It also depends on what a person’s preferences are for believing something. While some people place great value on facts and evidence, others place a greater value on feelings or what they want to believe regardless of the facts and evidence. For example, there are some individuals who have a belief that it is wrong to go against what their family of origin believes, so no amount of facts or evidence will change their opinion.

Our Values, Beliefs, and Preferences are based on our opinions of life. Those opinions can be arrived at in a variety of ways, and even subconsciously.

---------- Advertisement - Article Continues Below ----------

---------- Advertisement Ends ----------

Values, Beliefs, and Preferences aren’t hardwired into our DNA. They are opinions based on the conclusions we make about life as we experience it. Certainly, the environment we grew up in plays a major role in the experiences we have and the conclusions we draw. Nevertheless, our entire SOB is made up of personal opinions. These “opinions” influence how we behave.
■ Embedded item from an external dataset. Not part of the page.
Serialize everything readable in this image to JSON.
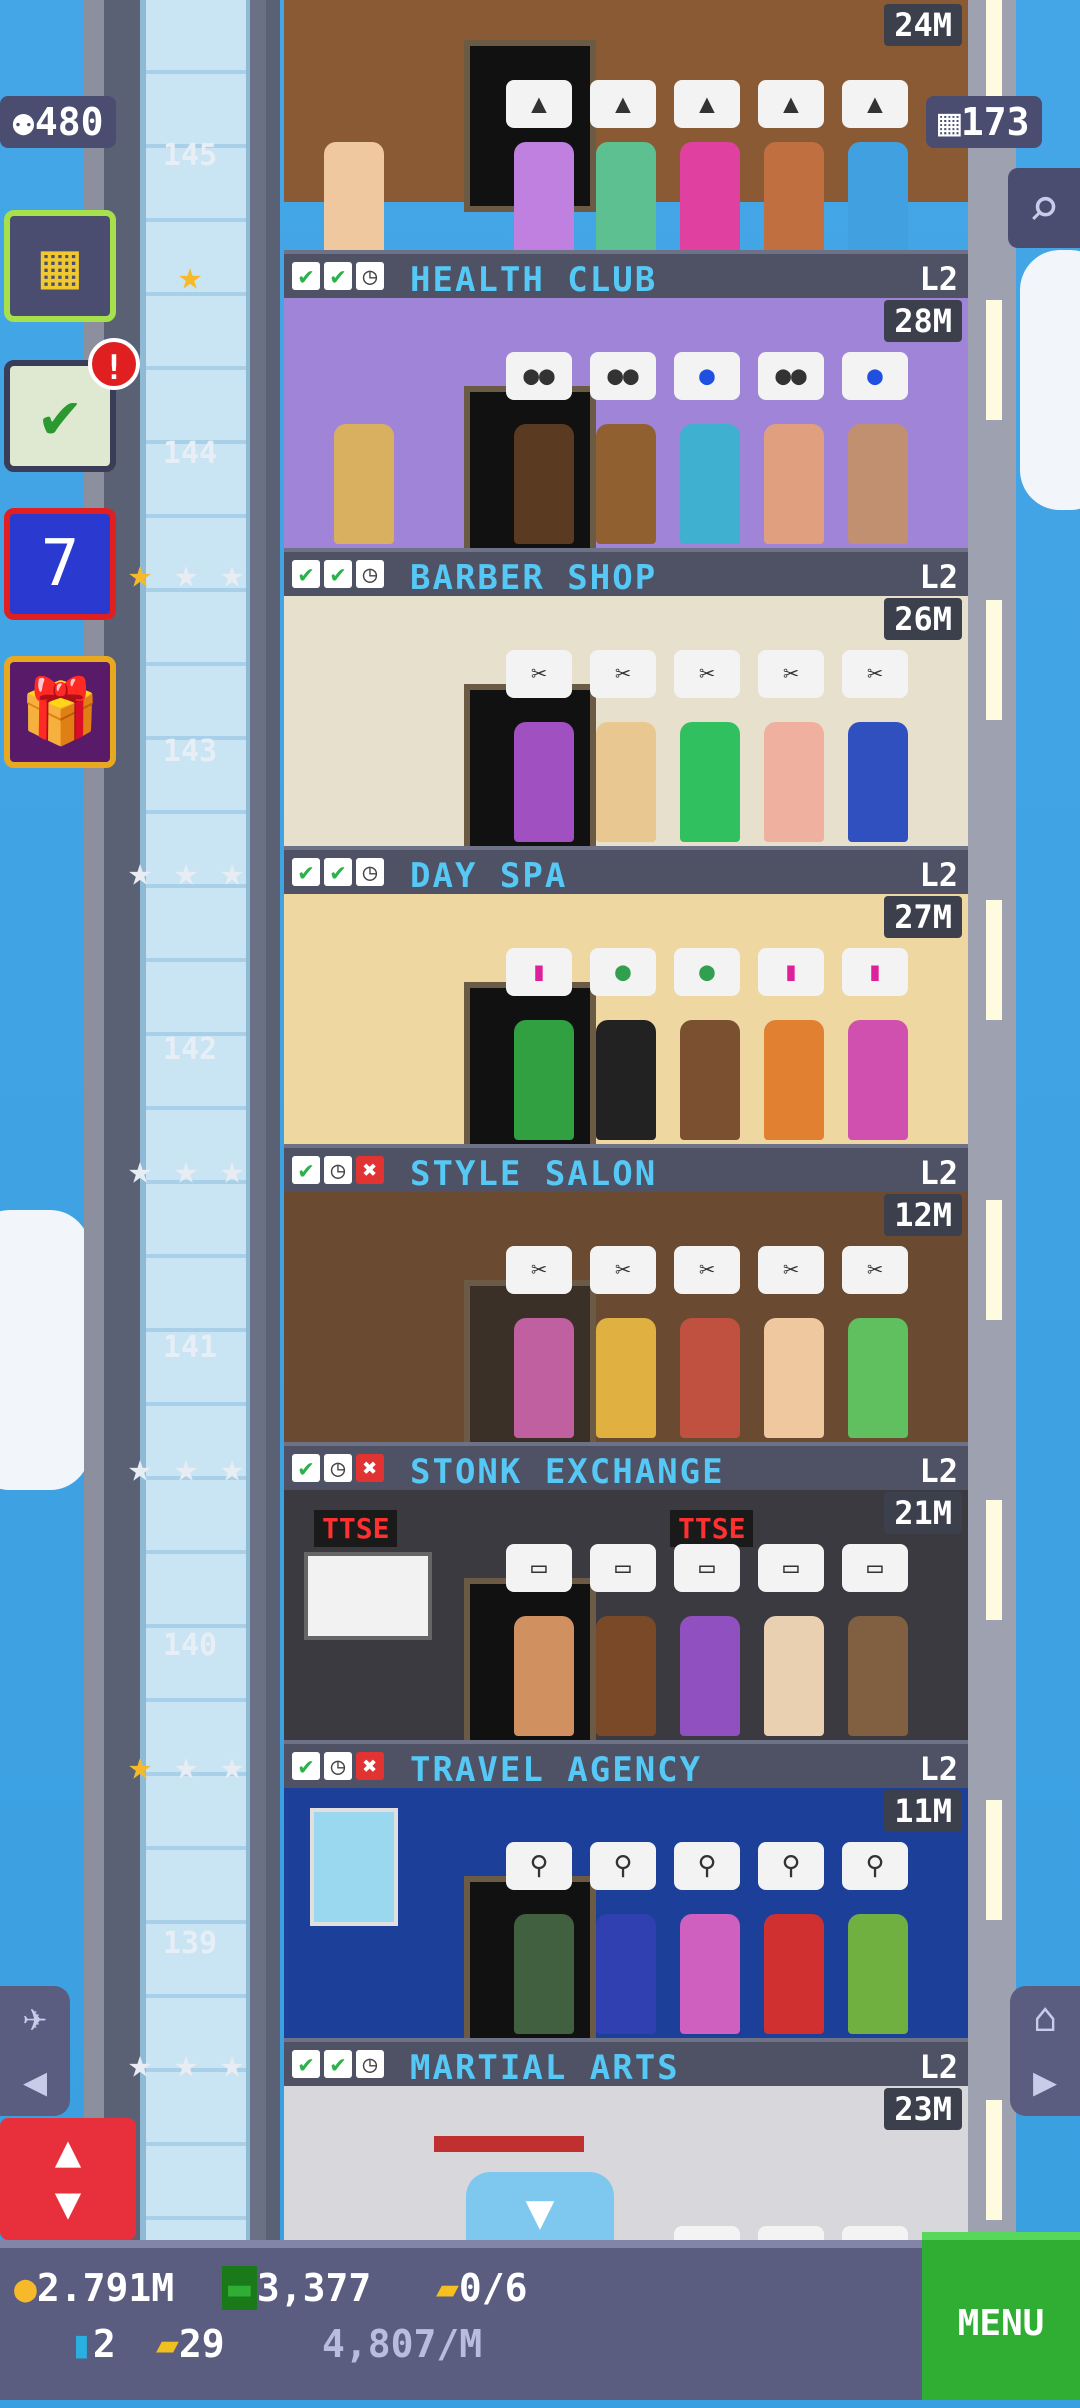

NOTE: The vast majority of people run on “autopilot” where their thoughts and actions are driven by habituated subconscious patterns rather than by deliberate conscious actions. A very small percentage of people become aware of how they form beliefs and how those beliefs influence behavior. Typically, this process only becomes more obvious when working with a therapist to make behavioral change.

Recovery Support members can read Chapter 5 for more in depth information about our System of Beliefs and how they influence our behaviors.

The combination of good self-help information and working with an experienced anxiety disorder therapist, coach, or counselor is the most effective way to address anxiety and its many symptoms. Until the core causes of anxiety are addressed – which we call the underlying factors of anxiety – a struggle with anxiety unwellness can return again and again. Dealing with the underlying factors of anxiety is the best way to address problematic anxiety.

Additional Resources

Return to our Articles page. Information, support, and therapy for anxiety disorder and its symptoms, including how our system of beliefs can create issues with anxiety and symptoms.


1. “Fetal Development: MedlinePlus Medical Encyclopedia.” MedlinePlus, U.S. National Library of Medicine, 2019.

2. “While in Womb, Babies Begin Learning Language from Their Mothers.” University of Washington News.

3. SkwareckiAug, Beth, et al. “Babies Learn to Recognize Words in the Womb.” Science | AAAS, American Association for the Advancement of Science, 10 Dec. 2017.

4. Utako Minai, Kathleen Gustafson, Robert Fiorentino, Allard Jongman, Joan Sereno. Fetal rhythm-based language discrimination. NeuroReport, 2017; 28 (10): 561 DOI: 10.1097/wnr.0000000000000794